Tuesday, November 30, 2010



“Philosophers have long disputed the nature of truth [which] . . . lies at the very center of journalism. So it’s essential to examine it, if only to discover that it differs from what many of us were taught—that truth is self-evident and unchanging. . . . In most ancient tribal societies, shamans and elders held the authority to say what was true and what was false. Later, religious authorities, kings, queens, and the nobility would claim it. In our day, scientists, political and religious leaders, and news media are the most powerful truth-tellers.”
—John H. McManus, journalist, educator and author
of Detecting Bull: How to Identify Bias and Junk Journalism
in Print, Broadcast and on the Wild Web
, 2009 URL
Image: Jules Joseph Lefebvre’s 19th century portrait of Truth

Editorial Comment: I can’t handle the truth.

PeezPix: December Sunrise

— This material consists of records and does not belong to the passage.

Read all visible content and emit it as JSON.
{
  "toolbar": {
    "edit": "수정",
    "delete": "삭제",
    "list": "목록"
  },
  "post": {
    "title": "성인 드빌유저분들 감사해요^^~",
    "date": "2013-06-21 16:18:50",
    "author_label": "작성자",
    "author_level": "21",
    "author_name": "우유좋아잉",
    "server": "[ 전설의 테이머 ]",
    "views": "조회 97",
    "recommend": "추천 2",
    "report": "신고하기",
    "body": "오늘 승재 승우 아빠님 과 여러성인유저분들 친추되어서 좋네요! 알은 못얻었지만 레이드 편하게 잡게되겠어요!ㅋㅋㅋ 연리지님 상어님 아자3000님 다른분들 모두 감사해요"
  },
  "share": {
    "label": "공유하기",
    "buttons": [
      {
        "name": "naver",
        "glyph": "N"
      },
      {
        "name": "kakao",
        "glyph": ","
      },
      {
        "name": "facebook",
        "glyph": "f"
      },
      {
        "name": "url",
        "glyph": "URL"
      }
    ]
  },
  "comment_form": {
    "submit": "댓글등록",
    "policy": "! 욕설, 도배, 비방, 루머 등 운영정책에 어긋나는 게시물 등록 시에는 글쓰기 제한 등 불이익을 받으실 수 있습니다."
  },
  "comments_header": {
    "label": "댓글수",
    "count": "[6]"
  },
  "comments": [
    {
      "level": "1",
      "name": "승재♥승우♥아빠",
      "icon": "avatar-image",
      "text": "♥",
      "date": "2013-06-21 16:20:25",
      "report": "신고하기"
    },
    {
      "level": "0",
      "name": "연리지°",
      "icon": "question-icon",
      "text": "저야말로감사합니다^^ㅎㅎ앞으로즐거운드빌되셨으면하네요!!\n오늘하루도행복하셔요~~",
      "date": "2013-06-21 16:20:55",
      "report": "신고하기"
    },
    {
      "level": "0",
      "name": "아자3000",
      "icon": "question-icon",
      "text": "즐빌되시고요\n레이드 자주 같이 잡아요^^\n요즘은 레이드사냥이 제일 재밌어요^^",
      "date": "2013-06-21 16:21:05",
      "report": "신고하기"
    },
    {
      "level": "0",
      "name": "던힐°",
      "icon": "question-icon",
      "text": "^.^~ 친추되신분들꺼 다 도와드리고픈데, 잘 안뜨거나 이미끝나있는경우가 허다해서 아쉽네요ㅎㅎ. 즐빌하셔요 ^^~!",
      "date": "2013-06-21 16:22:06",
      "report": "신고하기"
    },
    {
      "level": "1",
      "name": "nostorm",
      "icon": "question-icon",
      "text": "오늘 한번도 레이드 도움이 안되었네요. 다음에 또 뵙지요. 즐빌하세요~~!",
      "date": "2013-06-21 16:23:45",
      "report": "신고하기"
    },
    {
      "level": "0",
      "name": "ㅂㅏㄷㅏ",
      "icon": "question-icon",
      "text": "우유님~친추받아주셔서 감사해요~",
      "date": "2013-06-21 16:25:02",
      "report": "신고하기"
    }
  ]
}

  1. Although they are more obscure than scientists, mathematicians take us even deeper into the mystery by revealing that there are truths which cannot be formally proven to be true, as well as things which are simply unknowable via the tools of science and mathematics.

  2. Heard one the other day, attributed to Bismarck, saying that conviction is a greater enemy of truth than a lie.

  3. This idea that anyone can define what's true (and what isn't) has a huge amount to do with the fact that we newsfolk are right down there with politicians and used-car salesmen in terms of being trustworthy.
    One wonders where little Virginia would send her letter asking about the existence of Santa today. Could her Papa say confidently that if you read it (or hear it) in this paper or on that broadcast, it's believable?
    Joseph Benham, Kerrville TX